The more front liners I meet – around 1000 in the last year - the more ‘disconnect’ I find between managers and front line employees.
Front line folks who REALLY rate their managers tell me their manager spends time with them. The front line employees who are critical of their manager invariably see one of the biggest problems that their manager spends far too much time behind their office door away from front line action.
This is not a surprise to me – it’s what I’ve been saying for more than 30 years.
When I started one of my healthcare jobs in 1989 I spent the first month of the job doing nothing but meeting people who worked on the front line interacting with patients. This was brilliant education for me and it felt like the employees enjoyed the experience of showing this ‘new guy’ the ropes about what they actually do.

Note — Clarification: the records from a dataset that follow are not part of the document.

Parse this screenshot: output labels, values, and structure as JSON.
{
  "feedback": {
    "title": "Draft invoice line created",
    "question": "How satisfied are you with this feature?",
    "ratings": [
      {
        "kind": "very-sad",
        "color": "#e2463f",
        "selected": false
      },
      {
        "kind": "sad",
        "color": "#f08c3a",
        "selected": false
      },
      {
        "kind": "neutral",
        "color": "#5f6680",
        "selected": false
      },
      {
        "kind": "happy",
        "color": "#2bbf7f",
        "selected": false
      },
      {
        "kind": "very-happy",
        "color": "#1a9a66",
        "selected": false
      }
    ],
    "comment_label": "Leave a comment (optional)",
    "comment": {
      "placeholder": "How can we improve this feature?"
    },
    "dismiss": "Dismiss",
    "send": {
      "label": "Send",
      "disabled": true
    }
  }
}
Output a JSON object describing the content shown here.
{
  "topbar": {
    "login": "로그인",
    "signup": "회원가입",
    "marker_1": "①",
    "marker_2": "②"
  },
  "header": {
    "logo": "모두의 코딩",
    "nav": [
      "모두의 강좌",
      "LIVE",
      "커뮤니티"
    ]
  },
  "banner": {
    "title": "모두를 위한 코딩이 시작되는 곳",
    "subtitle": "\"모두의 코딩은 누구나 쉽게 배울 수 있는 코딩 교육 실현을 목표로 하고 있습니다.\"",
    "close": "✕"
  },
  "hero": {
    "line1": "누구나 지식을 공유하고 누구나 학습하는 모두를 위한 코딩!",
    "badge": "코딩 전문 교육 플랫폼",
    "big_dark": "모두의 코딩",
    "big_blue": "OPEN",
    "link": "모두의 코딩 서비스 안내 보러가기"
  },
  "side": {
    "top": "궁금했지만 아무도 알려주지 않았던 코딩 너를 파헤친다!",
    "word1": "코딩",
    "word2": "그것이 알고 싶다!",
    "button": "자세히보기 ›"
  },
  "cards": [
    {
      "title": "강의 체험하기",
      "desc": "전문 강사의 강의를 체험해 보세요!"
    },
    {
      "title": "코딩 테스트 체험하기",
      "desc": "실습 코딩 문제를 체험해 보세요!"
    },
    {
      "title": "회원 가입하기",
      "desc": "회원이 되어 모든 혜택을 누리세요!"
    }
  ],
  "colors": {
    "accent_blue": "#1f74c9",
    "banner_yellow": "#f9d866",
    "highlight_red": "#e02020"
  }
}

I wrote up my feelings about that month and submitted it to my bosses in the form of a report called ‘I’m Pleased I Asked the Questions.” One of the bosses I respected most –sadly now deceased - wrote me a letter in reply that I wish I had kept.
He said this:
‘Trevor – As a manager you have undoubtedly chosen the most difficult route to lead and manage. The most difficult, but the most rewarding. Too many managers take the simple option – they sit behind the comfort of the office door and let the system take the strain. Good luck in your career.’
So here we are in 2009 – 20 years later - nothing changes it seems to me.
Why do some managers not get themselves off their backside – out of the office and talk to their front line folks? They are your greatest teachers.
Maybe it’s just me but this stuff is really simple.